Why non-commercial academic or hospital biobanks need to provide biospecimens to industry

The Main Reason Academic Biobanks Should Provide Biosamples to Industry

The main reason is to improve patient care. Industry plays a vital role in bringing new therapies and diagnostics to the patient. Yet, industry can only achieve this if it can access suitable human biosamples.

Here are some quotes to back up this statement:


From the UK Medical Research Council

‘The development of new drug therapies, and diagnostic and screening tests, to the point where they can be made sufficiently widely available to benefit human health, is crucially dependent on commercial involvement. Therefore access by the commercial sector to samples of human material collected in the course of MRC-funded research should be facilitated, where this is consistent with our mission.’ Human Tissue and Biological Samples for use in Research – Medical Research Council (MRC) Ethics Series. Section 4.1


From the Research Council of Norway

‘The involvement of commercial companies seems crucial for realising the potential within biobanks to contribute to better diagnostics and improved drugs’. Research Council of Norway. 2008. Gode biobanker—Bedre helse. [Good biobanks—Better health]. Forskningsra ̊ det. Oslo.

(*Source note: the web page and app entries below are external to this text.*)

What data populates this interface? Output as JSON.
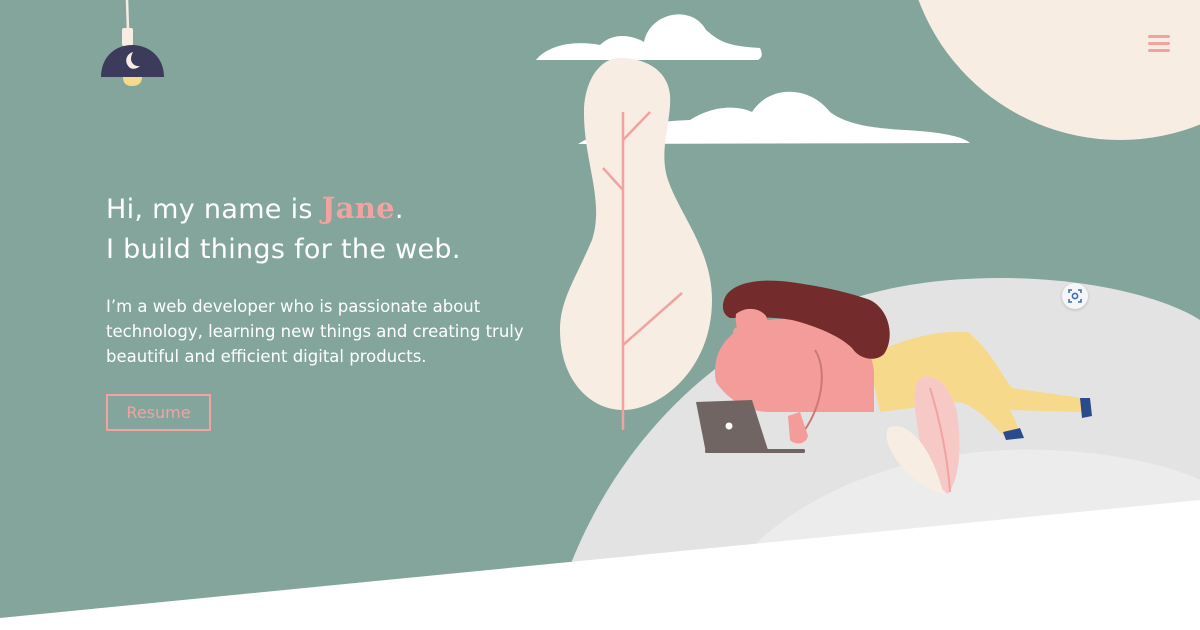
{
  "header": {
    "menu_icon": "hamburger-menu-icon",
    "lamp_icon": "hanging-lamp-icon"
  },
  "hero": {
    "greeting_prefix": "Hi, my name is ",
    "name": "Jane",
    "greeting_suffix": ".",
    "tagline": "I build things for the web.",
    "intro": "I’m a web developer who is passionate about technology, learning new things and creating truly beautiful and efficient digital products.",
    "resume_label": "Resume"
  },
  "overlay": {
    "lens_icon": "visual-search-icon"
  },
  "colors": {
    "background": "#84a59c",
    "accent": "#f1a3a0",
    "text": "#ffffff",
    "moon": "#f8ede3",
    "hill": "#e3e3e3"
  }
}
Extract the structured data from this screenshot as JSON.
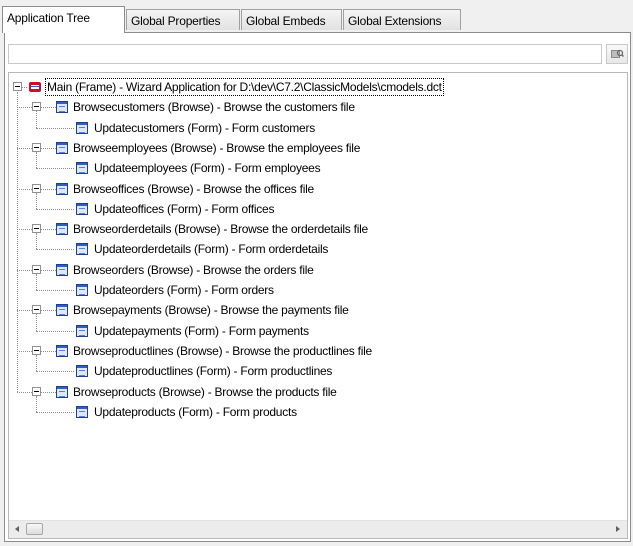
{
  "tabs": [
    {
      "label": "Application Tree",
      "active": true
    },
    {
      "label": "Global Properties",
      "active": false
    },
    {
      "label": "Global Embeds",
      "active": false
    },
    {
      "label": "Global Extensions",
      "active": false
    }
  ],
  "filter": {
    "value": "",
    "placeholder": ""
  },
  "tree": {
    "root": {
      "label": "Main (Frame) - Wizard Application for D:\\dev\\C7.2\\ClassicModels\\cmodels.dct",
      "icon": "frame-icon",
      "expanded": true,
      "selected": true
    },
    "groups": [
      {
        "browse": "Browsecustomers (Browse) - Browse the customers file",
        "form": "Updatecustomers (Form) - Form customers"
      },
      {
        "browse": "Browseemployees (Browse) - Browse the employees file",
        "form": "Updateemployees (Form) - Form employees"
      },
      {
        "browse": "Browseoffices (Browse) - Browse the offices file",
        "form": "Updateoffices (Form) - Form offices"
      },
      {
        "browse": "Browseorderdetails (Browse) - Browse the orderdetails file",
        "form": "Updateorderdetails (Form) - Form orderdetails"
      },
      {
        "browse": "Browseorders (Browse) - Browse the orders file",
        "form": "Updateorders (Form) - Form orders"
      },
      {
        "browse": "Browsepayments (Browse) - Browse the payments file",
        "form": "Updatepayments (Form) - Form payments"
      },
      {
        "browse": "Browseproductlines (Browse) - Browse the productlines file",
        "form": "Updateproductlines (Form) - Form productlines"
      },
      {
        "browse": "Browseproducts (Browse) - Browse the products file",
        "form": "Updateproducts (Form) - Form products"
      }
    ]
  },
  "icons": {
    "node_icon": "form-icon",
    "filter_button_icon": "filter-search-icon",
    "scroll_left": "scroll-left-arrow-icon",
    "scroll_right": "scroll-right-arrow-icon"
  },
  "colors": {
    "tree_lines": "#8f8f8f",
    "icon_blue": "#2f5fc6",
    "root_icon_red": "#c8102e"
  }
}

From Comment on New England Journal of Medicine (NEJM) Article

‘Private sector discoveries account for 80 – 90% of pharmaceutical products … The discovery and development of new drugs, medicines, and vaccines to solve unmet medical needs is an extremely long and expensive process … Commercial companies have the funds, the expertise and the experience to take a potential product from bench to market.’ Policy and Medicine (2011).


From ‘Modern Biopharmaceuticals: Recent Success Stories’

‘Progress from basic research to advances in patient care, including ‘analysis of correlation and causation between genes and diseases leading to innovative pharmaceuticals, including aspects such as pharmacogenetics/ pharmacogenomics in drug development, genetic variation as a key to personalized medicine, and systems biology approaches to target identification and validation for drug discovery, is unthinkable without access to well-annotated patient samples’. Swifka, Janine, Khusru Asadullah and Arndt A. P. Schmitz. “Pharma Research Biobanking: Need, Socioethical Considerations, and Best Practice.” In Modern Biopharmaceuticals: Recent Success Stories, by Dr. Jörg Knäblein. Wiley VCH Verlag GmbH & Co. KGaA, 2013.

A Moral Responsibility For Academic Biobanks & Non-Commercial Biobanks

Biobanks in the public sector are the primary gatekeepers for human biosample access. They receive public funding to support medical research for the public good. This medical research must occur in both public and private (commercial) sectors. So, public sector biobanks have a moral responsibility to supply the private sector. That is to say, to supply pharmaceutical and biotechnology industries. The level of support these biobanks provide to the private sector is one measure of their worth.

A Proposal To Encourage Best Practice In Academic Biobanks

Here is a proposal to encourage best practices. The level of support provided to industry should be a key performance indicator (KPI). For example, a biobank KPI could be the number of industry projects supported per year. Alternatively, it could be the number of samples provided to the sector per year.

Another Reason Why Academic Biobanks Should Provide Biosamples to Industry

There is another reason why public sector biobanks should provide biosamples to industry. That is to generate funding to ensure the biobank’s financial sustainability. We will discuss this in other posts.

This article is on the Biosample Hub blog. Other posts in this blog include:

  1. Why Academic / Hospital Biobanks Should Provide Biosamples to Industry
  2. Ensuring Public Support For Biobank Cooperation With Industry
  3. The Main Actors Providing Biosamples To Industry
  4. Biosample Needs of Different Industry Players
  5. The Dual Role of Academic Biobanks
  6. What is Commodification?
  7. Acceptable Transactions in Biobanking
  8. Why Biobank Access Policies Should Be Publicly Available
  9. Biospecimen Provenance: What Researchers Need To Know

The Biosample Hub platform https://biosamplehub.org/ encourages ethical sourcing of biosamples for the industry sector.